Training!  Thanks to the Sisterhood of the Shrinking Jeans' "Ask Coach Joe" article, I found a very doable-looking training plan, and he provided good advice for those training for half marathon distance. (At least for starters...I'm not looking too hard at those 10 milers near the end!)  It's one he wrote for Self magazine (click here to view).  I like that his plan has a day for strength and a day for cross-training built into it, because it meshes well with my fitness fickleness.  I don't think I've ever followed a training plan exactly, but I do like having a guideline.

So I skipped Pilates yesterday morning in favor of a run and a swim, because I hadn't gotten in a swim during the past week.  It was great!  My run was a new route, through the park near the pool I swim at, and out to the trail near the bay.  Where I saw this sign, which cracked me up and made me stop and take a picture.

This sign isn't as much of a non-sequiter as you'd think...  (There's a driving range behind the trail.)
...But then, I've got an active imagination!

I want to...

Keep gradually improving.  I want to stick as closely as possible to Coach Joe's plan and be ready for the 1/2 marathon.  There are a whole boatload of people doing this event, from what I've read, and my motivation to go was mostly social, so I'm not exactly looking to this event as a serious race.  Still, I want to be prepared and be able to finish it.

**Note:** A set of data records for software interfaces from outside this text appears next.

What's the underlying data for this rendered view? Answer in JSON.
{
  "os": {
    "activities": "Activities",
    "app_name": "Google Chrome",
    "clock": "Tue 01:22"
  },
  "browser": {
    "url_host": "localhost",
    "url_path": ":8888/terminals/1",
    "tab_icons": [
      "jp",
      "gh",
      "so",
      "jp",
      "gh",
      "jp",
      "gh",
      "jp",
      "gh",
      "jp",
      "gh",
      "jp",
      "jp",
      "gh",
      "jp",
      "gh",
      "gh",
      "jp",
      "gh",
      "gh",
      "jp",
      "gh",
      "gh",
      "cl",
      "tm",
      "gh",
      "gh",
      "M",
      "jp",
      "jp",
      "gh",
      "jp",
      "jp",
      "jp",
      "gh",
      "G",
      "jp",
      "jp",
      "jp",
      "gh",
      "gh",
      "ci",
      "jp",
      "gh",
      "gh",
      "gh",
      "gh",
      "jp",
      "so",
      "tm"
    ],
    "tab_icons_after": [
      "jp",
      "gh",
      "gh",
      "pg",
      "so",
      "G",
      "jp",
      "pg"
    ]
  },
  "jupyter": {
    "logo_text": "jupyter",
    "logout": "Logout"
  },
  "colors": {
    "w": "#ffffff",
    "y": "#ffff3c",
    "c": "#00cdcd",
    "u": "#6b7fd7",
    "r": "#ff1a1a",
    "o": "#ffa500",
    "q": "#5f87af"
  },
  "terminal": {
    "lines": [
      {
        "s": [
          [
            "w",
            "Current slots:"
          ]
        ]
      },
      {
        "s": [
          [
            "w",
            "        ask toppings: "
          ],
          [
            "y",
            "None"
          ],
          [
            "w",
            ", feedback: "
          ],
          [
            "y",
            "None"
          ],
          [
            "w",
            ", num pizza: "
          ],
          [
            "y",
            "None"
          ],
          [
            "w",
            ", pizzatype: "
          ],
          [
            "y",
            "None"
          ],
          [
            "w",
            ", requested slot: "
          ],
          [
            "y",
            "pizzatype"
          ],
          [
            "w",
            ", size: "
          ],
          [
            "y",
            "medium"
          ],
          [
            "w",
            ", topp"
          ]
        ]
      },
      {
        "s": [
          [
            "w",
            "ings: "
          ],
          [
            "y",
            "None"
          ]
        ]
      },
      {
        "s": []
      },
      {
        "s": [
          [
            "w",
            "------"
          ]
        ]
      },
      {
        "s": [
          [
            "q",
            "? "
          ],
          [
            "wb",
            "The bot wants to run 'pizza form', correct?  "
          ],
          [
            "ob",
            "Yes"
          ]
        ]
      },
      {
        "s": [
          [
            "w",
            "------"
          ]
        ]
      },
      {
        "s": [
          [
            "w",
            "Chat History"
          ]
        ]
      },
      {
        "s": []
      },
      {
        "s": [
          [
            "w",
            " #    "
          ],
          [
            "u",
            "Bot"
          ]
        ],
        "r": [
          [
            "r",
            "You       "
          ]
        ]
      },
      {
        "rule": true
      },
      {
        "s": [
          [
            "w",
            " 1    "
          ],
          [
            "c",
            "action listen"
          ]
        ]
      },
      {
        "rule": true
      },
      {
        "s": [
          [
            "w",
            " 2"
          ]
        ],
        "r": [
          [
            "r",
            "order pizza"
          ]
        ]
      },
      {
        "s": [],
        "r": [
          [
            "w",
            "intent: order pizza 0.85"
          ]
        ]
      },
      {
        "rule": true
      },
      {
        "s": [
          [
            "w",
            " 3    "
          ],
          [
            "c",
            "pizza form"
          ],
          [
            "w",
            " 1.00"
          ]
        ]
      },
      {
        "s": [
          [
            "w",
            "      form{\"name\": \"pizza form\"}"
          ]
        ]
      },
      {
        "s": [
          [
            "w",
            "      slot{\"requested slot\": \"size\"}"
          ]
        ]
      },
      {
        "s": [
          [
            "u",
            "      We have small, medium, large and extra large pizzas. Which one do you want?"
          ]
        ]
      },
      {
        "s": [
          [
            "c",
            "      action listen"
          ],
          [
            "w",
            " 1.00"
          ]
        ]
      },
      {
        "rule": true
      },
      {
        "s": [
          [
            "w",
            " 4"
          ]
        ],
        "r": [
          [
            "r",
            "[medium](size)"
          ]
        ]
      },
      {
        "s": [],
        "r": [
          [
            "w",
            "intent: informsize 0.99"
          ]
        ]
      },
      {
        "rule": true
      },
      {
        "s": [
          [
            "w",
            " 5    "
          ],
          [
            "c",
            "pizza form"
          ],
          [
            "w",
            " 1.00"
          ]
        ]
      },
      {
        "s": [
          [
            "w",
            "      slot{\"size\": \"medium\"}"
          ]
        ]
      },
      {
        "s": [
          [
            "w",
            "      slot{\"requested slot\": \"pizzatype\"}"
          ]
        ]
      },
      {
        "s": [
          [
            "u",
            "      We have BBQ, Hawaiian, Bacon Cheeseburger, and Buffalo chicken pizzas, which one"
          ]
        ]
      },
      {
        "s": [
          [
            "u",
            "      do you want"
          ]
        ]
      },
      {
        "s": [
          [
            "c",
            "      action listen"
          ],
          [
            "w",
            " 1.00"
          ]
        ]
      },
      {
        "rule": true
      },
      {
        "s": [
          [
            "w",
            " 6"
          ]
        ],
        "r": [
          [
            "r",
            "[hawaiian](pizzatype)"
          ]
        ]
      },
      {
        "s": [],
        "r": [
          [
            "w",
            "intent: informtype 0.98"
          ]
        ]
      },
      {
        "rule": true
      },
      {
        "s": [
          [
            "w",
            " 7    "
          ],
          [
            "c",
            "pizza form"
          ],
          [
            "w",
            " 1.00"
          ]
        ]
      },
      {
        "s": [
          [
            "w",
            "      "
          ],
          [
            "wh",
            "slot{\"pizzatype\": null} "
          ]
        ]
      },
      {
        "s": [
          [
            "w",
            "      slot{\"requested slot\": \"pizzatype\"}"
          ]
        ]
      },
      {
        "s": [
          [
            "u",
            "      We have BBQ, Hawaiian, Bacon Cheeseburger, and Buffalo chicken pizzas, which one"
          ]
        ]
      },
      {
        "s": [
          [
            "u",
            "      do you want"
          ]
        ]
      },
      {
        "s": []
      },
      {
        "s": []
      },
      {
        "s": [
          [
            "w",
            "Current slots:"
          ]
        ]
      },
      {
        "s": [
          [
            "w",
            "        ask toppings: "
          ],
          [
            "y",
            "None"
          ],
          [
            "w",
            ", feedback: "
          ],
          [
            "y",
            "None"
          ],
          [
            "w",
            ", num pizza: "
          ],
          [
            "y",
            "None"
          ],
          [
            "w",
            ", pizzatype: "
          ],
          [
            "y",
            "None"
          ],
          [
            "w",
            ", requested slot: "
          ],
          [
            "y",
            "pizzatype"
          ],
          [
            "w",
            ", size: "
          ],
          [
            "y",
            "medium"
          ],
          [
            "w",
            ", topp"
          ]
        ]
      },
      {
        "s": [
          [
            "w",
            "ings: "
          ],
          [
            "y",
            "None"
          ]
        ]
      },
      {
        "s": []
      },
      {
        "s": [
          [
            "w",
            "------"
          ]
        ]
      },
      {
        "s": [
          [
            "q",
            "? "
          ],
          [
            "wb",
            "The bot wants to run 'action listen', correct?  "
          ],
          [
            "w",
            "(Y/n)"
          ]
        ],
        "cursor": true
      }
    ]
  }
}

Maintain good health.  I realize there's a belief I've been sort of clinging to, in spite of the evidence to the contrary.  I think part of why I may eat too much or when I'm not feeling hungry is because I worry about going hypo.  It makes sense to monitor blood glucose levels when I'm working out hard, but the thing is, there is no evidence to support that I'm at risk for this.  My blood glucose levels have been within a reasonable range for the last year and a half, and I'm only taking metformin, which-when taken without other diabetes meds-does not cause this.  (Insulin and insulin-producing oral medications do this, so if you're on those, this does not apply to you!  Read more about hypoglycemia here.)  I think it would be good for me to figure out the balance of waiting until I'm feeling hungry vs. the practice of eating smaller meals more frequently, so I won't eat too much and have my blood glucose levels get out of range.  I am probably eating too much food.

Be ready for the Lompoc Triathlon!  The excitement is mounting!  I received my registration confirmation on Monday!  Woo hoo!!!

Sponsor Lori!  Did you know that Lori at Finding Radiance is using her cycling super powers for good and is doing the metric century "Camp Challenge" ride on September 12?  (I think most of you read Lori's blog, so this probably isn't news, but I was excited about her doing this!)  It supports Double H ranch in Lake Luzerne, which provides services to children who have life threatening illnesses and their families.  Read all about it here.  Way to go, Lori!